App and web page records
=== Begin Enclosure ===
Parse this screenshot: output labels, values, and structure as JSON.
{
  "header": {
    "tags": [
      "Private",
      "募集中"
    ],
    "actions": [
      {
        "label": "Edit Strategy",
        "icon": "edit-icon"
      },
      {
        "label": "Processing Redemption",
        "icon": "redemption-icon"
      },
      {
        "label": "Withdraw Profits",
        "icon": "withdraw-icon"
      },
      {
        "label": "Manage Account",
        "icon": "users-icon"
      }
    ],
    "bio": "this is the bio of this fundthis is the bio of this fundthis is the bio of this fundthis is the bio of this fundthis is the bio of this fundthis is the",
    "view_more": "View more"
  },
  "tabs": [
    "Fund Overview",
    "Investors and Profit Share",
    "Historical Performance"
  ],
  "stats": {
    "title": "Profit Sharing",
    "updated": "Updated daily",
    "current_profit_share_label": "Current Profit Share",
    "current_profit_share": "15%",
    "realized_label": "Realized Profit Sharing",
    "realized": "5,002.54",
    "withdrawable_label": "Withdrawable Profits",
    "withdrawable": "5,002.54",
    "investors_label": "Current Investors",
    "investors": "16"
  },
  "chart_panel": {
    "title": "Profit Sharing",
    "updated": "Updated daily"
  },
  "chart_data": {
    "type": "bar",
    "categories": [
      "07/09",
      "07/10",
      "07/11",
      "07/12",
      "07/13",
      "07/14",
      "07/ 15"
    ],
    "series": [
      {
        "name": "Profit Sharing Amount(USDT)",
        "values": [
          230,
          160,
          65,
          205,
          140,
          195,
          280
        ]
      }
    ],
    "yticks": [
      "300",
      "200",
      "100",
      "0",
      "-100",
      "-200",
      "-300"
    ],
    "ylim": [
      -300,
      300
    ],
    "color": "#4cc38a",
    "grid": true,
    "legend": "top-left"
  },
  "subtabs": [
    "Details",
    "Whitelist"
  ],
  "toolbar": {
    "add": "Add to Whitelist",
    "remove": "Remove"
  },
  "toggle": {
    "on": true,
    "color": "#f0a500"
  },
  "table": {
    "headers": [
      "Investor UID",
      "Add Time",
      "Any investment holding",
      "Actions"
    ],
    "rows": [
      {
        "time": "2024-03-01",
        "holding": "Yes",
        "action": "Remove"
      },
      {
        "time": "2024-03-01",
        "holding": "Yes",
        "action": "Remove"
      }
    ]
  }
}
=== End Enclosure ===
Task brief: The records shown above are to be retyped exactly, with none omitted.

Task solution:
Parse this screenshot: output labels, values, and structure as JSON.
{
  "header": {
    "tags": [
      "Private",
      "募集中"
    ],
    "actions": [
      {
        "label": "Edit Strategy",
        "icon": "edit-icon"
      },
      {
        "label": "Processing Redemption",
        "icon": "redemption-icon"
      },
      {
        "label": "Withdraw Profits",
        "icon": "withdraw-icon"
      },
      {
        "label": "Manage Account",
        "icon": "users-icon"
      }
    ],
    "bio": "this is the bio of this fundthis is the bio of this fundthis is the bio of this fundthis is the bio of this fundthis is the bio of this fundthis is the",
    "view_more": "View more"
  },
  "tabs": [
    "Fund Overview",
    "Investors and Profit Share",
    "Historical Performance"
  ],
  "stats": {
    "title": "Profit Sharing",
    "updated": "Updated daily",
    "current_profit_share_label": "Current Profit Share",
    "current_profit_share": "15%",
    "realized_label": "Realized Profit Sharing",
    "realized": "5,002.54",
    "withdrawable_label": "Withdrawable Profits",
    "withdrawable": "5,002.54",
    "investors_label": "Current Investors",
    "investors": "16"
  },
  "chart_panel": {
    "title": "Profit Sharing",
    "updated": "Updated daily"
  },
  "chart_data": {
    "type": "bar",
    "categories": [
      "07/09",
      "07/10",
      "07/11",
      "07/12",
      "07/13",
      "07/14",
      "07/ 15"
    ],
    "series": [
      {
        "name": "Profit Sharing Amount(USDT)",
        "values": [
          230,
          160,
          65,
          205,
          140,
          195,
          280
        ]
      }
    ],
    "yticks": [
      "300",
      "200",
      "100",
      "0",
      "-100",
      "-200",
      "-300"
    ],
    "ylim": [
      -300,
      300
    ],
    "color": "#4cc38a",
    "grid": true,
    "legend": "top-left"
  },
  "subtabs": [
    "Details",
    "Whitelist"
  ],
  "toolbar": {
    "add": "Add to Whitelist",
    "remove": "Remove"
  },
  "toggle": {
    "on": true,
    "color": "#f0a500"
  },
  "table": {
    "headers": [
      "Investor UID",
      "Add Time",
      "Any investment holding",
      "Actions"
    ],
    "rows": [
      {
        "time": "2024-03-01",
        "holding": "Yes",
        "action": "Remove"
      },
      {
        "time": "2024-03-01",
        "holding": "Yes",
        "action": "Remove"
      }
    ]
  }
}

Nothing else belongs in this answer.